Nothing may be changed. Give the entries below again exactly.

· · · · · · ·

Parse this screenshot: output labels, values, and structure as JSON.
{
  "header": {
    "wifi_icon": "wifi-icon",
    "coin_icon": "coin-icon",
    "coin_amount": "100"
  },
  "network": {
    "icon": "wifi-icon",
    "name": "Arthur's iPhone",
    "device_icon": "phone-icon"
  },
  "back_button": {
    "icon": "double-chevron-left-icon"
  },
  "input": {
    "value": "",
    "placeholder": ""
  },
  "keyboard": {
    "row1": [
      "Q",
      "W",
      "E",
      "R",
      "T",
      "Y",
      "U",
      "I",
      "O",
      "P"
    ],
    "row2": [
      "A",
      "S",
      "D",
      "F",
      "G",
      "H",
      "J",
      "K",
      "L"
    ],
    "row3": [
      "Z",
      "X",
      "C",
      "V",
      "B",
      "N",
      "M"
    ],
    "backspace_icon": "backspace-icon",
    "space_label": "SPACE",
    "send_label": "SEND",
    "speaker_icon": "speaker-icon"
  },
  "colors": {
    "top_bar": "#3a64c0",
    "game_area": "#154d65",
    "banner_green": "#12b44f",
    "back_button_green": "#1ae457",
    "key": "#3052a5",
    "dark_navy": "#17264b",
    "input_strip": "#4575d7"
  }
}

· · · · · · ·

▸ Response for this exercise
Parse this screenshot: output labels, values, and structure as JSON.
{
  "header": {
    "wifi_icon": "wifi-icon",
    "coin_icon": "coin-icon",
    "coin_amount": "100"
  },
  "network": {
    "icon": "wifi-icon",
    "name": "Arthur's iPhone",
    "device_icon": "phone-icon"
  },
  "back_button": {
    "icon": "double-chevron-left-icon"
  },
  "input": {
    "value": "",
    "placeholder": ""
  },
  "keyboard": {
    "row1": [
      "Q",
      "W",
      "E",
      "R",
      "T",
      "Y",
      "U",
      "I",
      "O",
      "P"
    ],
    "row2": [
      "A",
      "S",
      "D",
      "F",
      "G",
      "H",
      "J",
      "K",
      "L"
    ],
    "row3": [
      "Z",
      "X",
      "C",
      "V",
      "B",
      "N",
      "M"
    ],
    "backspace_icon": "backspace-icon",
    "space_label": "SPACE",
    "send_label": "SEND",
    "speaker_icon": "speaker-icon"
  },
  "colors": {
    "top_bar": "#3a64c0",
    "game_area": "#154d65",
    "banner_green": "#12b44f",
    "back_button_green": "#1ae457",
    "key": "#3052a5",
    "dark_navy": "#17264b",
    "input_strip": "#4575d7"
  }
}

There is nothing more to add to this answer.